[Given records — start]

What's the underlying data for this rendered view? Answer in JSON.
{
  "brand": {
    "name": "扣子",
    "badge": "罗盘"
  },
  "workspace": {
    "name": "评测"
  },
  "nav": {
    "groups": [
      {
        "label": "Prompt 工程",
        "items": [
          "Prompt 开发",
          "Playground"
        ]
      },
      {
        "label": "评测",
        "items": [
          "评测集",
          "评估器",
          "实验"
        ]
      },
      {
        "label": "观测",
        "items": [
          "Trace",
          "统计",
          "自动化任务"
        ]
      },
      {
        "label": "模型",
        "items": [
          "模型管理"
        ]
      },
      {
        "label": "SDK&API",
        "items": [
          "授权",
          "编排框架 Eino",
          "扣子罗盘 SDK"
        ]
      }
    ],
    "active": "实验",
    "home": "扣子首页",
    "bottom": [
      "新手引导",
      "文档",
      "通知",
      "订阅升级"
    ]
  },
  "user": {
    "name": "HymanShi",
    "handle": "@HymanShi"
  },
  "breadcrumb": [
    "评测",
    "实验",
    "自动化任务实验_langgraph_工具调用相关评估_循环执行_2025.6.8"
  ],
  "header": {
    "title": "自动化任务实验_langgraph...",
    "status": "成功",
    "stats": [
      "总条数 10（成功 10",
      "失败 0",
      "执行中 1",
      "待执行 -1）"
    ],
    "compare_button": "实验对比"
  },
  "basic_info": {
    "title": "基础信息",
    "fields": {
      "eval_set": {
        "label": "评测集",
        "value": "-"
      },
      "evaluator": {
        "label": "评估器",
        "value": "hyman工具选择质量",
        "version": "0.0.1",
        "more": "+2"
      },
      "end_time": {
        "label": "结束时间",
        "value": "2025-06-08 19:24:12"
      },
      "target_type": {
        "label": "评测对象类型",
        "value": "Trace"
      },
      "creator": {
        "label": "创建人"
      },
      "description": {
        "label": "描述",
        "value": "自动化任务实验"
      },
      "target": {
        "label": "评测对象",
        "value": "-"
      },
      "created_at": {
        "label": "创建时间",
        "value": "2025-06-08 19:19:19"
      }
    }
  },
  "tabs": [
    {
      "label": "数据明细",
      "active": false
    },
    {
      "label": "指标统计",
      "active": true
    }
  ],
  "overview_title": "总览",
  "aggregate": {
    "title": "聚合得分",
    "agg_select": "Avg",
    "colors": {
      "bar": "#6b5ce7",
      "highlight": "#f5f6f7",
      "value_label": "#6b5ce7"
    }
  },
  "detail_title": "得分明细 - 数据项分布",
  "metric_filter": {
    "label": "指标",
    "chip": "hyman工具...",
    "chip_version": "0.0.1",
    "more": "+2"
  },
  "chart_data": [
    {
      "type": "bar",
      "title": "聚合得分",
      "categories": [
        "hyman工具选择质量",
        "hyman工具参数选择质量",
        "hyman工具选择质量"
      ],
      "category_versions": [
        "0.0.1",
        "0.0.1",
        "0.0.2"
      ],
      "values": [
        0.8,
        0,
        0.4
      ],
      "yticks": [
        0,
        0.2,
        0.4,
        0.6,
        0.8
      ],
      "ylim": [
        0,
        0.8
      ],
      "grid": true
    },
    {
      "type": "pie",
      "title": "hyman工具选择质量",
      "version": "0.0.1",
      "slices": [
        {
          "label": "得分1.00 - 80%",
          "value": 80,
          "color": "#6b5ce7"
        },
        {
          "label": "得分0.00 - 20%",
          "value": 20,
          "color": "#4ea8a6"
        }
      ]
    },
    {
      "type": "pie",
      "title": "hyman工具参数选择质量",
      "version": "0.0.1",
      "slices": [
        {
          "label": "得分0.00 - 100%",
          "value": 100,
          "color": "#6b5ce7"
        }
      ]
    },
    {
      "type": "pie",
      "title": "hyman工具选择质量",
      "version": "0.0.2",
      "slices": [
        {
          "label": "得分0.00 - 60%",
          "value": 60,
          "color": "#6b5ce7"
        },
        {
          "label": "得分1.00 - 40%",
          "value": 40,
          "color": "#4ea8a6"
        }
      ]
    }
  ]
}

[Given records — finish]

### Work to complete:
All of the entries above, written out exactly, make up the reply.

### Reply:
What's the underlying data for this rendered view? Answer in JSON.
{
  "brand": {
    "name": "扣子",
    "badge": "罗盘"
  },
  "workspace": {
    "name": "评测"
  },
  "nav": {
    "groups": [
      {
        "label": "Prompt 工程",
        "items": [
          "Prompt 开发",
          "Playground"
        ]
      },
      {
        "label": "评测",
        "items": [
          "评测集",
          "评估器",
          "实验"
        ]
      },
      {
        "label": "观测",
        "items": [
          "Trace",
          "统计",
          "自动化任务"
        ]
      },
      {
        "label": "模型",
        "items": [
          "模型管理"
        ]
      },
      {
        "label": "SDK&API",
        "items": [
          "授权",
          "编排框架 Eino",
          "扣子罗盘 SDK"
        ]
      }
    ],
    "active": "实验",
    "home": "扣子首页",
    "bottom": [
      "新手引导",
      "文档",
      "通知",
      "订阅升级"
    ]
  },
  "user": {
    "name": "HymanShi",
    "handle": "@HymanShi"
  },
  "breadcrumb": [
    "评测",
    "实验",
    "自动化任务实验_langgraph_工具调用相关评估_循环执行_2025.6.8"
  ],
  "header": {
    "title": "自动化任务实验_langgraph...",
    "status": "成功",
    "stats": [
      "总条数 10（成功 10",
      "失败 0",
      "执行中 1",
      "待执行 -1）"
    ],
    "compare_button": "实验对比"
  },
  "basic_info": {
    "title": "基础信息",
    "fields": {
      "eval_set": {
        "label": "评测集",
        "value": "-"
      },
      "evaluator": {
        "label": "评估器",
        "value": "hyman工具选择质量",
        "version": "0.0.1",
        "more": "+2"
      },
      "end_time": {
        "label": "结束时间",
        "value": "2025-06-08 19:24:12"
      },
      "target_type": {
        "label": "评测对象类型",
        "value": "Trace"
      },
      "creator": {
        "label": "创建人"
      },
      "description": {
        "label": "描述",
        "value": "自动化任务实验"
      },
      "target": {
        "label": "评测对象",
        "value": "-"
      },
      "created_at": {
        "label": "创建时间",
        "value": "2025-06-08 19:19:19"
      }
    }
  },
  "tabs": [
    {
      "label": "数据明细",
      "active": false
    },
    {
      "label": "指标统计",
      "active": true
    }
  ],
  "overview_title": "总览",
  "aggregate": {
    "title": "聚合得分",
    "agg_select": "Avg",
    "colors": {
      "bar": "#6b5ce7",
      "highlight": "#f5f6f7",
      "value_label": "#6b5ce7"
    }
  },
  "detail_title": "得分明细 - 数据项分布",
  "metric_filter": {
    "label": "指标",
    "chip": "hyman工具...",
    "chip_version": "0.0.1",
    "more": "+2"
  },
  "chart_data": [
    {
      "type": "bar",
      "title": "聚合得分",
      "categories": [
        "hyman工具选择质量",
        "hyman工具参数选择质量",
        "hyman工具选择质量"
      ],
      "category_versions": [
        "0.0.1",
        "0.0.1",
        "0.0.2"
      ],
      "values": [
        0.8,
        0,
        0.4
      ],
      "yticks": [
        0,
        0.2,
        0.4,
        0.6,
        0.8
      ],
      "ylim": [
        0,
        0.8
      ],
      "grid": true
    },
    {
      "type": "pie",
      "title": "hyman工具选择质量",
      "version": "0.0.1",
      "slices": [
        {
          "label": "得分1.00 - 80%",
          "value": 80,
          "color": "#6b5ce7"
        },
        {
          "label": "得分0.00 - 20%",
          "value": 20,
          "color": "#4ea8a6"
        }
      ]
    },
    {
      "type": "pie",
      "title": "hyman工具参数选择质量",
      "version": "0.0.1",
      "slices": [
        {
          "label": "得分0.00 - 100%",
          "value": 100,
          "color": "#6b5ce7"
        }
      ]
    },
    {
      "type": "pie",
      "title": "hyman工具选择质量",
      "version": "0.0.2",
      "slices": [
        {
          "label": "得分0.00 - 60%",
          "value": 60,
          "color": "#6b5ce7"
        },
        {
          "label": "得分1.00 - 40%",
          "value": 40,
          "color": "#4ea8a6"
        }
      ]
    }
  ]
}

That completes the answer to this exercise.